**Task goal**.
The required output is the complete listing, copied word for word.

**The records**.
----
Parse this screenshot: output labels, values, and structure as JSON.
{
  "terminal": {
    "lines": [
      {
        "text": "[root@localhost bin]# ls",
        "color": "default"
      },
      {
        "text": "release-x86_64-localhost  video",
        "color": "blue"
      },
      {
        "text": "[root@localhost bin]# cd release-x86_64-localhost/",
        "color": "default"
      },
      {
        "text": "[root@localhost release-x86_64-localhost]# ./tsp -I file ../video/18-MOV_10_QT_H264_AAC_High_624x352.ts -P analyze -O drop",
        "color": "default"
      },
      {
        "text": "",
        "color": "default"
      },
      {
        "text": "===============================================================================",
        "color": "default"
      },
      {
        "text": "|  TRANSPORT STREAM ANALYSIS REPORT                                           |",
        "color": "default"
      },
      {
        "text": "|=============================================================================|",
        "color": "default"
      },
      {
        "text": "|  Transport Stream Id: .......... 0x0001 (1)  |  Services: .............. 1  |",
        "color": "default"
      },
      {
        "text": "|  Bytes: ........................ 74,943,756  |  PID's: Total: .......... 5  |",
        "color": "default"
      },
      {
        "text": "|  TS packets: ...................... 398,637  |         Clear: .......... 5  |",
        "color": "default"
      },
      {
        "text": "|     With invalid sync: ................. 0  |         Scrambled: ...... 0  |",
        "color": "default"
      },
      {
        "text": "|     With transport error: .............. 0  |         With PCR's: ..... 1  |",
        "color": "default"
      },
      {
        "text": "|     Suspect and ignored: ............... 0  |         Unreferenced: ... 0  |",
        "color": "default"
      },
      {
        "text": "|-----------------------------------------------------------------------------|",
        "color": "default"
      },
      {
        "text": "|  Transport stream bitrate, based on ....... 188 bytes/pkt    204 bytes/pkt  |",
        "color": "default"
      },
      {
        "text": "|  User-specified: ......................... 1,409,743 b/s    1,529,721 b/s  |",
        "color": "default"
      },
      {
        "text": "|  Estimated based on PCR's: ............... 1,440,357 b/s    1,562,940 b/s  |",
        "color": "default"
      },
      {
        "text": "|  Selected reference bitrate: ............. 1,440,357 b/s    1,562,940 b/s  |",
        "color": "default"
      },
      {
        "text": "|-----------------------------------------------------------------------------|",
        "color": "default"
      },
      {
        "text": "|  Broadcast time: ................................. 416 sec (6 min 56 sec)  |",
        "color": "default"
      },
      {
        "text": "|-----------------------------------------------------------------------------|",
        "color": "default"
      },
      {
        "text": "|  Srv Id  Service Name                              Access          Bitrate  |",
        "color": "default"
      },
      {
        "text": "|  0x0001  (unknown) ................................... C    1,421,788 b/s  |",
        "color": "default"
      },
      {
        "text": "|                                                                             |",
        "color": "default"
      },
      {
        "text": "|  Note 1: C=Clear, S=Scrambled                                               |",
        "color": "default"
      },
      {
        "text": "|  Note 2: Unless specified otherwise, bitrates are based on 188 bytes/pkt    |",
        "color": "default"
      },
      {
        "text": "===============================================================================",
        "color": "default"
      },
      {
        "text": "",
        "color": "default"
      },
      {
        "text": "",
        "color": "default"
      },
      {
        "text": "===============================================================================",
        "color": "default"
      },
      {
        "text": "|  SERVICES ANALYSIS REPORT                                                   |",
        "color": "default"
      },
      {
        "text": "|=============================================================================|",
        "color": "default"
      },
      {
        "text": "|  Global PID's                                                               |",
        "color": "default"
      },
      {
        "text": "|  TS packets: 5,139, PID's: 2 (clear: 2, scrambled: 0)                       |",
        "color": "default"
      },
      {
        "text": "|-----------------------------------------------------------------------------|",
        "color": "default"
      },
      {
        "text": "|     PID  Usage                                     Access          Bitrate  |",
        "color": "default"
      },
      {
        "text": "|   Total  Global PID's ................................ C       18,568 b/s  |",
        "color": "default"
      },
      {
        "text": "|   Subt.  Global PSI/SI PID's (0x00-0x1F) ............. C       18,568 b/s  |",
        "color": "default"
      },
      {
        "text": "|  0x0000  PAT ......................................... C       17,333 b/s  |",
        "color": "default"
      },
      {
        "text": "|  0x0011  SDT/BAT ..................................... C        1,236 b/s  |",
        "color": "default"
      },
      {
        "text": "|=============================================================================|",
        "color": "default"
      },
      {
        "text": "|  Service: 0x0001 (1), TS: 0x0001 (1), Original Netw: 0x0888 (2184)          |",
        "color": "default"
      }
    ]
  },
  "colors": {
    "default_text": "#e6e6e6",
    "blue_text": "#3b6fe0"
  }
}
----
**Exercise answer**.
Parse this screenshot: output labels, values, and structure as JSON.
{
  "terminal": {
    "lines": [
      {
        "text": "[root@localhost bin]# ls",
        "color": "default"
      },
      {
        "text": "release-x86_64-localhost  video",
        "color": "blue"
      },
      {
        "text": "[root@localhost bin]# cd release-x86_64-localhost/",
        "color": "default"
      },
      {
        "text": "[root@localhost release-x86_64-localhost]# ./tsp -I file ../video/18-MOV_10_QT_H264_AAC_High_624x352.ts -P analyze -O drop",
        "color": "default"
      },
      {
        "text": "",
        "color": "default"
      },
      {
        "text": "===============================================================================",
        "color": "default"
      },
      {
        "text": "|  TRANSPORT STREAM ANALYSIS REPORT                                           |",
        "color": "default"
      },
      {
        "text": "|=============================================================================|",
        "color": "default"
      },
      {
        "text": "|  Transport Stream Id: .......... 0x0001 (1)  |  Services: .............. 1  |",
        "color": "default"
      },
      {
        "text": "|  Bytes: ........................ 74,943,756  |  PID's: Total: .......... 5  |",
        "color": "default"
      },
      {
        "text": "|  TS packets: ...................... 398,637  |         Clear: .......... 5  |",
        "color": "default"
      },
      {
        "text": "|     With invalid sync: ................. 0  |         Scrambled: ...... 0  |",
        "color": "default"
      },
      {
        "text": "|     With transport error: .............. 0  |         With PCR's: ..... 1  |",
        "color": "default"
      },
      {
        "text": "|     Suspect and ignored: ............... 0  |         Unreferenced: ... 0  |",
        "color": "default"
      },
      {
        "text": "|-----------------------------------------------------------------------------|",
        "color": "default"
      },
      {
        "text": "|  Transport stream bitrate, based on ....... 188 bytes/pkt    204 bytes/pkt  |",
        "color": "default"
      },
      {
        "text": "|  User-specified: ......................... 1,409,743 b/s    1,529,721 b/s  |",
        "color": "default"
      },
      {
        "text": "|  Estimated based on PCR's: ............... 1,440,357 b/s    1,562,940 b/s  |",
        "color": "default"
      },
      {
        "text": "|  Selected reference bitrate: ............. 1,440,357 b/s    1,562,940 b/s  |",
        "color": "default"
      },
      {
        "text": "|-----------------------------------------------------------------------------|",
        "color": "default"
      },
      {
        "text": "|  Broadcast time: ................................. 416 sec (6 min 56 sec)  |",
        "color": "default"
      },
      {
        "text": "|-----------------------------------------------------------------------------|",
        "color": "default"
      },
      {
        "text": "|  Srv Id  Service Name                              Access          Bitrate  |",
        "color": "default"
      },
      {
        "text": "|  0x0001  (unknown) ................................... C    1,421,788 b/s  |",
        "color": "default"
      },
      {
        "text": "|                                                                             |",
        "color": "default"
      },
      {
        "text": "|  Note 1: C=Clear, S=Scrambled                                               |",
        "color": "default"
      },
      {
        "text": "|  Note 2: Unless specified otherwise, bitrates are based on 188 bytes/pkt    |",
        "color": "default"
      },
      {
        "text": "===============================================================================",
        "color": "default"
      },
      {
        "text": "",
        "color": "default"
      },
      {
        "text": "",
        "color": "default"
      },
      {
        "text": "===============================================================================",
        "color": "default"
      },
      {
        "text": "|  SERVICES ANALYSIS REPORT                                                   |",
        "color": "default"
      },
      {
        "text": "|=============================================================================|",
        "color": "default"
      },
      {
        "text": "|  Global PID's                                                               |",
        "color": "default"
      },
      {
        "text": "|  TS packets: 5,139, PID's: 2 (clear: 2, scrambled: 0)                       |",
        "color": "default"
      },
      {
        "text": "|-----------------------------------------------------------------------------|",
        "color": "default"
      },
      {
        "text": "|     PID  Usage                                     Access          Bitrate  |",
        "color": "default"
      },
      {
        "text": "|   Total  Global PID's ................................ C       18,568 b/s  |",
        "color": "default"
      },
      {
        "text": "|   Subt.  Global PSI/SI PID's (0x00-0x1F) ............. C       18,568 b/s  |",
        "color": "default"
      },
      {
        "text": "|  0x0000  PAT ......................................... C       17,333 b/s  |",
        "color": "default"
      },
      {
        "text": "|  0x0011  SDT/BAT ..................................... C        1,236 b/s  |",
        "color": "default"
      },
      {
        "text": "|=============================================================================|",
        "color": "default"
      },
      {
        "text": "|  Service: 0x0001 (1), TS: 0x0001 (1), Original Netw: 0x0888 (2184)          |",
        "color": "default"
      }
    ]
  },
  "colors": {
    "default_text": "#e6e6e6",
    "blue_text": "#3b6fe0"
  }
}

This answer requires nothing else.